After analyzing my first target I remember being confused. In retrospect I should not have been thinking anything after only four shots on target, but I did not see what I had expected to see, which was three distinct points of impact that correlated directly to the directional change in eye position. Nothing in life ever turns out that perfect.

Later in the day I tried again with exactly the same format. This time I felt like I shot a little better. Note that in this case the group centers were all very similar. There are differences in group size, but I felt that could be easily attributable to having more difficulty with sight picture and eyestrain at the edge of the eyebox.


PM Parallax Left


PM Parallax Center


PM Parallax Right


PM Total Parallax

You might have noticed little to no shift in the point of impact in the last three shot groups and the composite total.  I noticed that too.  I now had a total of 24 rounds telling me something different than I expected. I started considering something that I should have thought of before shooting. I emailed SWFA and asked them what the parallax was set to in the scope. Skylar answered the same day with the following: “The SS 3-9 has a fixed parallax set at 100 yards. “ Trying to induce parallax error at the precise distance that the scope is set to be parallax free is not a really good idea for those of you that are sane and well-adjusted.

Plan B: Trying to induce parallax at a distance other than the factory setting.

After hearing from Skylar, I set about researching the problem a little more.
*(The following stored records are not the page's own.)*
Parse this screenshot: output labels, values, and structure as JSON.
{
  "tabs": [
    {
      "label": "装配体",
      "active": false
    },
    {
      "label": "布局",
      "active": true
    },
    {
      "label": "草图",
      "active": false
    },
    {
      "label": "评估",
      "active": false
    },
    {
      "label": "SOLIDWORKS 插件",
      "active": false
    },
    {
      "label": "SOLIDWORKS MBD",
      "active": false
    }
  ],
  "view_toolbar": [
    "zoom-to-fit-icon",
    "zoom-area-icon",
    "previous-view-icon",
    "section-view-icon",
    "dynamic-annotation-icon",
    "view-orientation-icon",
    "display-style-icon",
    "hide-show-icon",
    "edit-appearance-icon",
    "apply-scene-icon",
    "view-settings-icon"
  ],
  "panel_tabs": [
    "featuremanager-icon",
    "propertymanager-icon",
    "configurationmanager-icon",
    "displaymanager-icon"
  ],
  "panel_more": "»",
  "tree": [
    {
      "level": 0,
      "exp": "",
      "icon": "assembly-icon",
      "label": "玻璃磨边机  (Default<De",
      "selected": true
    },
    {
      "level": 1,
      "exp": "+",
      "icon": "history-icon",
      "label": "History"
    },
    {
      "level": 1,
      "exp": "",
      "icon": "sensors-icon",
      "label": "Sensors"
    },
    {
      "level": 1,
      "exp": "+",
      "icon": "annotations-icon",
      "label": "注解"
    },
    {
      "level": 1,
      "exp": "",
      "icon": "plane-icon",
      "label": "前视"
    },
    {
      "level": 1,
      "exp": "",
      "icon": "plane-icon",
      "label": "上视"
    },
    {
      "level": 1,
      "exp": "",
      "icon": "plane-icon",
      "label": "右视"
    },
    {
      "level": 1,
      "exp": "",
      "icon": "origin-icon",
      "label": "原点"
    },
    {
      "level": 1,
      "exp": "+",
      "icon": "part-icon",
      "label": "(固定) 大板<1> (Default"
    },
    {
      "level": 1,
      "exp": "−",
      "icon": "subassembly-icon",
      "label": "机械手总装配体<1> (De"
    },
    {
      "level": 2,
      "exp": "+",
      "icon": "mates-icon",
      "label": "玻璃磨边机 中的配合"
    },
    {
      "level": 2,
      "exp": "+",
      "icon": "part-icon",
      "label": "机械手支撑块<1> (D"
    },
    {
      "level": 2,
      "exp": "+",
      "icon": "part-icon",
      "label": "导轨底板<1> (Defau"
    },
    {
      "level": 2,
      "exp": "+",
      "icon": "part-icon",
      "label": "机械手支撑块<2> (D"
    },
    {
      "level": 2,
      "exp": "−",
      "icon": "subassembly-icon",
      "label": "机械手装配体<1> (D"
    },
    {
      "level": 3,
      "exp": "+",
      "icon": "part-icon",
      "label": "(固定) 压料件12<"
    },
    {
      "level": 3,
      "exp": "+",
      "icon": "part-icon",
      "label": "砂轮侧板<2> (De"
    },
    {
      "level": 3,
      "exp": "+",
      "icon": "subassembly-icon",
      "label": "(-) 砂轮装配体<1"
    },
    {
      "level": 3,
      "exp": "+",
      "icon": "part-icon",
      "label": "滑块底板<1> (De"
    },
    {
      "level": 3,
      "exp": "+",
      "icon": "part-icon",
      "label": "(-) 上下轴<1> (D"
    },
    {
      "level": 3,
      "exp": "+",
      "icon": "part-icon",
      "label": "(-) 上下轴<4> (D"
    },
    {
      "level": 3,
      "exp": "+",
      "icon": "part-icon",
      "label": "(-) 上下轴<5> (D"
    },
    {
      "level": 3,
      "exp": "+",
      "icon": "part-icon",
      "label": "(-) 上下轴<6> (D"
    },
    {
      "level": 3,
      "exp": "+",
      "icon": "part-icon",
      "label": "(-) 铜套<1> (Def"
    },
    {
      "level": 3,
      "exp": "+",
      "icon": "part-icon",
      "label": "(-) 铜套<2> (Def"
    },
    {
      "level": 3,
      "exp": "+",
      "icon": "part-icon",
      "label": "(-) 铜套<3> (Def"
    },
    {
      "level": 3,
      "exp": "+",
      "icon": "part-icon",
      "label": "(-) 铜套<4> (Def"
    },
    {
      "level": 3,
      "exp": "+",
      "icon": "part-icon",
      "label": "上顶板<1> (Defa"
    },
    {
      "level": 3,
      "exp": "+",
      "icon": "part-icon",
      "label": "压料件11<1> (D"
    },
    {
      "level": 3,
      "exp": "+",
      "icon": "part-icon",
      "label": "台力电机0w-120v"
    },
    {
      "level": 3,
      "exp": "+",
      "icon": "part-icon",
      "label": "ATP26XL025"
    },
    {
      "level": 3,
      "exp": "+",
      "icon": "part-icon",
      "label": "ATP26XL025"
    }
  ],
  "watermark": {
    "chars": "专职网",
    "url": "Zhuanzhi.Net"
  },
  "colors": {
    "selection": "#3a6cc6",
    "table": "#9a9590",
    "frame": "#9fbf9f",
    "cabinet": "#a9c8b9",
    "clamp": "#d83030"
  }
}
I found something interesting on the internet here: (scroll down to post #6 by LouBoyd).

Using his equation, RT = RS(Dt-Ds)/Ds, I figured out that at 200 yards the possible parallax error was equal to the radius of my objective lens, or approximately 0.827”. I used 200 yards because of my overdue shooting goal, which is to be able to hit a 4” target within that distance under a wide variety of conditions (understated). 0.827” isn’t much, but I decided to test at 200 anyway.

I placed three targets at 200 and shot them in round robin fashion, with 6 shots each. Here you go:


200 Parallax Left


200 Parallax Center


200 Parallax Right;

Here is a composite target of all 18 shots:

Total Parallax 200

Here is a chart of the deviation, in MOA, of each group.

Parallax Chart

Here is a chart of the mean radius if each group, also expressed in MOA:

Mean Radius Parallax Tests

After seeing that the group that should have been pretty good was not, and that the groups that should have not looked as good, but did not, and after not seeing any particular shift in point of impact, and, after seeing that my groups at 200 yards in which I tried to induce parallax were better than the groups I fired at the distance at which my scope is parallax free… I decided the following:

While parallax is a real thing, the importance of it isn’t universal to all shooters. For long range it’s going to be more important. For my purposes, there are more important things to work on, like follow through, which is what I think happened with the “center eye” target at 200. Once again, it comes down to fundamentals.